§ MATERIALS PROVIDED:

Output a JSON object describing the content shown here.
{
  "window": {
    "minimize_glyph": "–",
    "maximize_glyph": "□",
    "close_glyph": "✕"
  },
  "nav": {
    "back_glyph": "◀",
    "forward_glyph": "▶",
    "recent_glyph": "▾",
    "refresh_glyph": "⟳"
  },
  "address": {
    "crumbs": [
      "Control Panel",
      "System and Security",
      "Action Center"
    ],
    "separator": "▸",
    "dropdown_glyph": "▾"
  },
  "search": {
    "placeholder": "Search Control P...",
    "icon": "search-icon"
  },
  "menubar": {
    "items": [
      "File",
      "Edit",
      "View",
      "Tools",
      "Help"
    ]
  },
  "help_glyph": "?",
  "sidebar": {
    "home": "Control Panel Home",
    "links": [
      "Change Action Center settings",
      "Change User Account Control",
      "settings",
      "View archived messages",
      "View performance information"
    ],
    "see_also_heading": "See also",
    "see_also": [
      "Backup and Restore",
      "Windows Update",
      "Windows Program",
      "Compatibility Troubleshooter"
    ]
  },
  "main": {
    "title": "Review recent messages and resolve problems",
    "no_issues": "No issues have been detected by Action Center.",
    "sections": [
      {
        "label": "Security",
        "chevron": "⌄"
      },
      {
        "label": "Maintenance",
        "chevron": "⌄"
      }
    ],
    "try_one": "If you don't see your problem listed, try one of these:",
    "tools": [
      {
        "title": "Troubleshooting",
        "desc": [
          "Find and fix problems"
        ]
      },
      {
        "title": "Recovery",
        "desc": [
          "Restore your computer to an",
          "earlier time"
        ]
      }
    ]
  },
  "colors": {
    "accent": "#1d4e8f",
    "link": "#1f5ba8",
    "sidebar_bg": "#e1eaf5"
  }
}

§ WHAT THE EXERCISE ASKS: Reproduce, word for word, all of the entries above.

§ TASK RESPONSE:
Output a JSON object describing the content shown here.
{
  "window": {
    "minimize_glyph": "–",
    "maximize_glyph": "□",
    "close_glyph": "✕"
  },
  "nav": {
    "back_glyph": "◀",
    "forward_glyph": "▶",
    "recent_glyph": "▾",
    "refresh_glyph": "⟳"
  },
  "address": {
    "crumbs": [
      "Control Panel",
      "System and Security",
      "Action Center"
    ],
    "separator": "▸",
    "dropdown_glyph": "▾"
  },
  "search": {
    "placeholder": "Search Control P...",
    "icon": "search-icon"
  },
  "menubar": {
    "items": [
      "File",
      "Edit",
      "View",
      "Tools",
      "Help"
    ]
  },
  "help_glyph": "?",
  "sidebar": {
    "home": "Control Panel Home",
    "links": [
      "Change Action Center settings",
      "Change User Account Control",
      "settings",
      "View archived messages",
      "View performance information"
    ],
    "see_also_heading": "See also",
    "see_also": [
      "Backup and Restore",
      "Windows Update",
      "Windows Program",
      "Compatibility Troubleshooter"
    ]
  },
  "main": {
    "title": "Review recent messages and resolve problems",
    "no_issues": "No issues have been detected by Action Center.",
    "sections": [
      {
        "label": "Security",
        "chevron": "⌄"
      },
      {
        "label": "Maintenance",
        "chevron": "⌄"
      }
    ],
    "try_one": "If you don't see your problem listed, try one of these:",
    "tools": [
      {
        "title": "Troubleshooting",
        "desc": [
          "Find and fix problems"
        ]
      },
      {
        "title": "Recovery",
        "desc": [
          "Restore your computer to an",
          "earlier time"
        ]
      }
    ]
  },
  "colors": {
    "accent": "#1d4e8f",
    "link": "#1f5ba8",
    "sidebar_bg": "#e1eaf5"
  }
}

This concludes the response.